» **ASSIGNMENT**:
Which of the lines in the data mention the string "text"? List them all.

» **Items from an interface collection**:
^^^^^^^^^^^^^^^^
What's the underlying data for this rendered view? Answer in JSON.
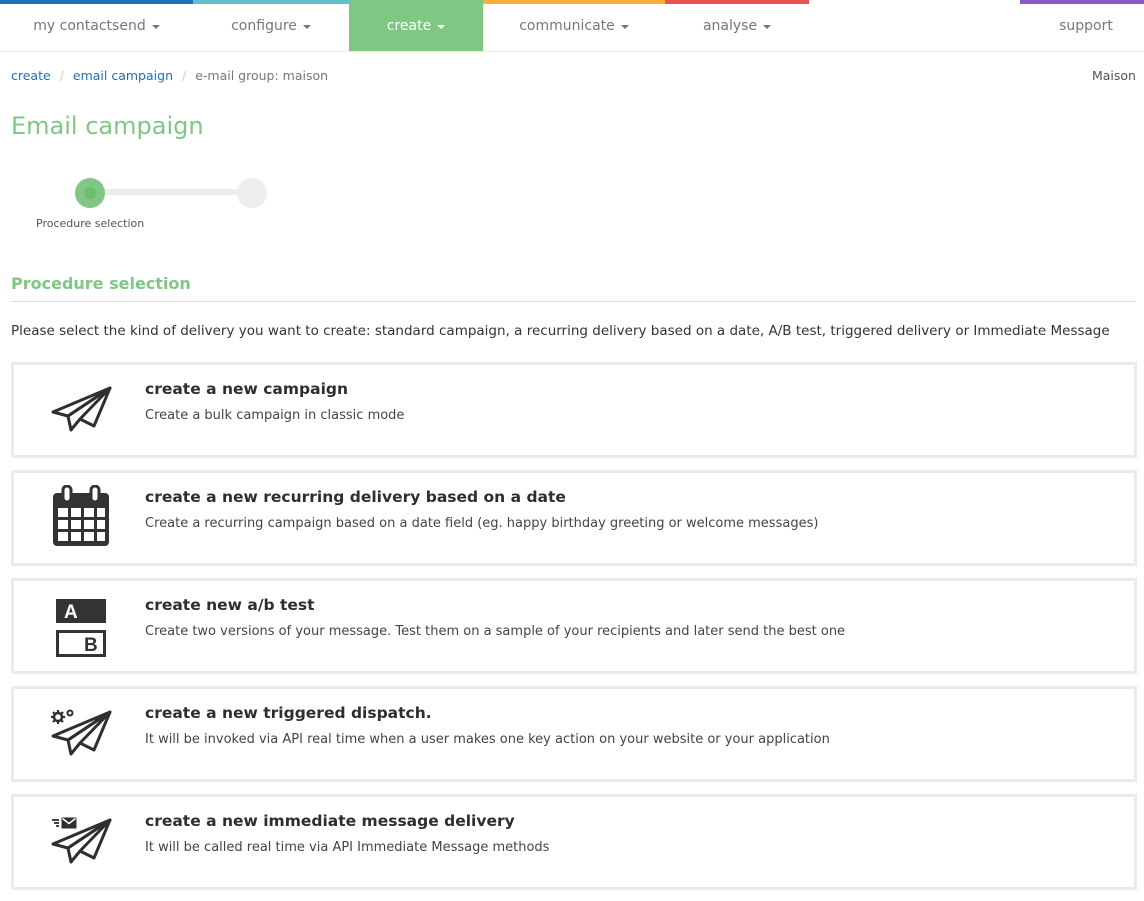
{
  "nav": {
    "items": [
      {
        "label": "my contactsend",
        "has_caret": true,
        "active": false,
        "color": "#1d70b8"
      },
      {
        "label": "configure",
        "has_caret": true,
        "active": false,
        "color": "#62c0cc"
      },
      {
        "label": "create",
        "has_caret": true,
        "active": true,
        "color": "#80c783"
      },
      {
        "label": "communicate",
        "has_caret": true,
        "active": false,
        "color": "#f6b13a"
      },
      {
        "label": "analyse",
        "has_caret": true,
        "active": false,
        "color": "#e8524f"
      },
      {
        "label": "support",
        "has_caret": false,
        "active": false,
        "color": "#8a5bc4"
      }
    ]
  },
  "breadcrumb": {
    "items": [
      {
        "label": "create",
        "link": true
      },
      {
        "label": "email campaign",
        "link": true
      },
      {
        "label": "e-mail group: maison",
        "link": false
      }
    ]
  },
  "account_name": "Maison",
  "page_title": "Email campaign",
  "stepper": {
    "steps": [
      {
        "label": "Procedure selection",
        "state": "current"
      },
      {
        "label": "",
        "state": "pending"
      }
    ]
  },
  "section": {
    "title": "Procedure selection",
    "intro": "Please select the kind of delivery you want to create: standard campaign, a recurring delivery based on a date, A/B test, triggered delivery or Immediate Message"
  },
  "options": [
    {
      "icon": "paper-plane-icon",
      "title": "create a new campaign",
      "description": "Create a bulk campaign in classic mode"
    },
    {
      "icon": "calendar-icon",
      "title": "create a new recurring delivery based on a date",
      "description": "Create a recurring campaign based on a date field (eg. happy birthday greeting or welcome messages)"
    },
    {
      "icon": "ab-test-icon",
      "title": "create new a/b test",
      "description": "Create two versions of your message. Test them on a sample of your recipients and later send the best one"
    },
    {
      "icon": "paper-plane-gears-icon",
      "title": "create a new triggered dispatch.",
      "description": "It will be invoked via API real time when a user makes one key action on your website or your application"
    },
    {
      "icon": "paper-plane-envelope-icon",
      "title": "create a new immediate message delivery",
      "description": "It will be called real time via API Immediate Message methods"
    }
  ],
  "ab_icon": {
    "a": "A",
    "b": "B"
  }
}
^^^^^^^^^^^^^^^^
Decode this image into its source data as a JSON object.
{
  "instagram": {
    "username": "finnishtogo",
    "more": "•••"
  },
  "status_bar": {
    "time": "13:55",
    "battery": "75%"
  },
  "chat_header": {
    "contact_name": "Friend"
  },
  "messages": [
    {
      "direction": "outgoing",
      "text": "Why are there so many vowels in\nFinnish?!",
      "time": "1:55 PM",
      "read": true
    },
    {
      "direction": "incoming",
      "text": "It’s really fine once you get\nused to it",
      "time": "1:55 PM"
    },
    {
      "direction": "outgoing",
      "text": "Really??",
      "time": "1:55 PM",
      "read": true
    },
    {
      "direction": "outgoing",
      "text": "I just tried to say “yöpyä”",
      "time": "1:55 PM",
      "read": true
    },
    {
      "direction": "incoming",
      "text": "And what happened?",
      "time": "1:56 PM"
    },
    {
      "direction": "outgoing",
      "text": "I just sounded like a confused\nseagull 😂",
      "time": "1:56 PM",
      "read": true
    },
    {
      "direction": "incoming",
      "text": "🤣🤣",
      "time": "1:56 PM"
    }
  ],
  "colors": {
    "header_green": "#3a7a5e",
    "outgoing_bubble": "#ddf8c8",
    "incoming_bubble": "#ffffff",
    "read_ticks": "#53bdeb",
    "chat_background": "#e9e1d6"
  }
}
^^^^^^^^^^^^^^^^
» **FINAL ANSWER**:
      "text": "Why are there so many vowels in\nFinnish?!",
      "text": "It’s really fine once you get\nused to it",
      "text": "Really??",
      "text": "I just tried to say “yöpyä”",
      "text": "And what happened?",
      "text": "I just sounded like a confused\nseagull 😂",
      "text": "🤣🤣",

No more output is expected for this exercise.